"I begged my captors to get a Bible for me," he wrote in a religious tract he authored, titled: "I Was a Prisoner of Japan."
"At last, in the month of May 1944, a guard brought me the book, but told me I could have it only for three weeks. I eagerly began to read its pages. I discovered that God had given me new spiritual eyes and that when I looked at the enemy officers and guards who had starved and beaten my companions and me so cruelly, I found my bitter hatred for them changed to loving pity. I realized that these people did not know anything about my Savior and that if Christ is not in a heart, it is natural to be cruel."
DeShazer returned home after the war, but only long enough to gain the training he needed to spend his life serving the Japanese people. He went back to Japan in 1948 and spent the next 30 years as a missionary and church planter with the Free Methodist Church, helping start 23 new congregations.
Among the people who came to God through DeShazer's ministry was Mitsuo Fuchida, the Japanese navy pilot charged with leading the attack against Pearl Harbor. Fuchida found the tract written by DeShazer.
"It was then that I met Jesus, and accepted him as my personal savior," Fuchida said at a memorial service on the 25th anniversary of the attack in Hawaii, according to The New York Times.
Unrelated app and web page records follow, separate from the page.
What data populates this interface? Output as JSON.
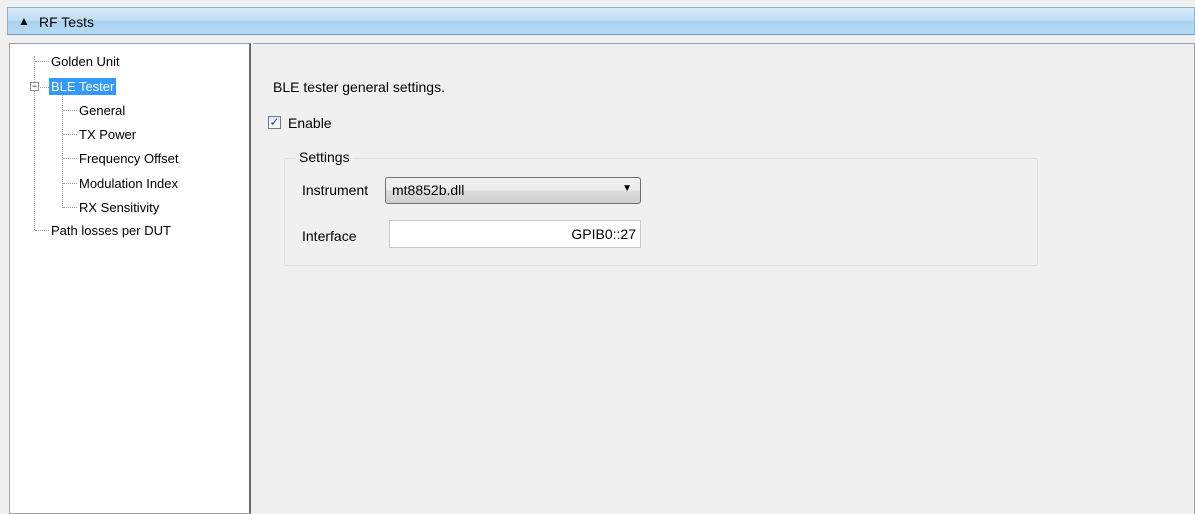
{
  "header": {
    "collapse_icon": "triangle-up",
    "title": "RF Tests"
  },
  "tree": {
    "items": [
      {
        "label": "Golden Unit"
      },
      {
        "label": "BLE Tester",
        "selected": true,
        "expanded": true,
        "children": [
          {
            "label": "General"
          },
          {
            "label": "TX Power"
          },
          {
            "label": "Frequency Offset"
          },
          {
            "label": "Modulation Index"
          },
          {
            "label": "RX Sensitivity"
          }
        ]
      },
      {
        "label": "Path losses per DUT"
      }
    ]
  },
  "main": {
    "description": "BLE tester general settings.",
    "enable": {
      "label": "Enable",
      "checked": true
    },
    "settings": {
      "title": "Settings",
      "instrument_label": "Instrument",
      "instrument_value": "mt8852b.dll",
      "interface_label": "Interface",
      "interface_value": "GPIB0::27"
    }
  },
  "colors": {
    "selection": "#3399ff",
    "header_gradient_top": "#d9ecf9",
    "header_gradient_bottom": "#b8daf2"
  }
}
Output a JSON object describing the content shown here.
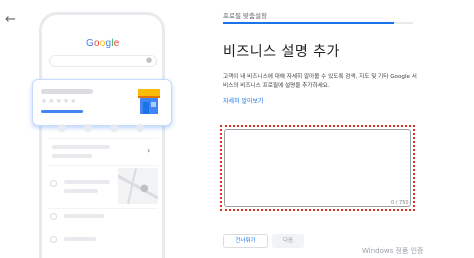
{
  "nav": {
    "back_icon": "arrow-left-icon"
  },
  "illustration": {
    "google_logo": [
      "G",
      "o",
      "o",
      "g",
      "l",
      "e"
    ],
    "stars": "★★★★★",
    "store_icon": "store-icon",
    "chevron": "›",
    "map_pin": "map-pin-icon"
  },
  "progress": {
    "step_label": "프로필 맞춤설정",
    "fraction": 0.9
  },
  "main": {
    "title": "비즈니스 설명 추가",
    "description": "고객이 내 비즈니스에 대해 자세히 알아볼 수 있도록 검색, 지도 및 기타 Google 서비스의 비즈니스 프로필에 설명을 추가하세요.",
    "learn_more": "자세히 알아보기",
    "textarea_value": "",
    "counter": "0 / 750"
  },
  "actions": {
    "skip_label": "건너뛰기",
    "next_label": "다음"
  },
  "watermark": "Windows 정품 인증",
  "colors": {
    "accent": "#1a73e8",
    "highlight_outline": "#d93025"
  }
}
Fuchida and DeShazer met several times before Fuchida died in 1976.
Sources: Associated Press; The New York Times; Assist News Service.
*Orginal broadcast April 1, 2008.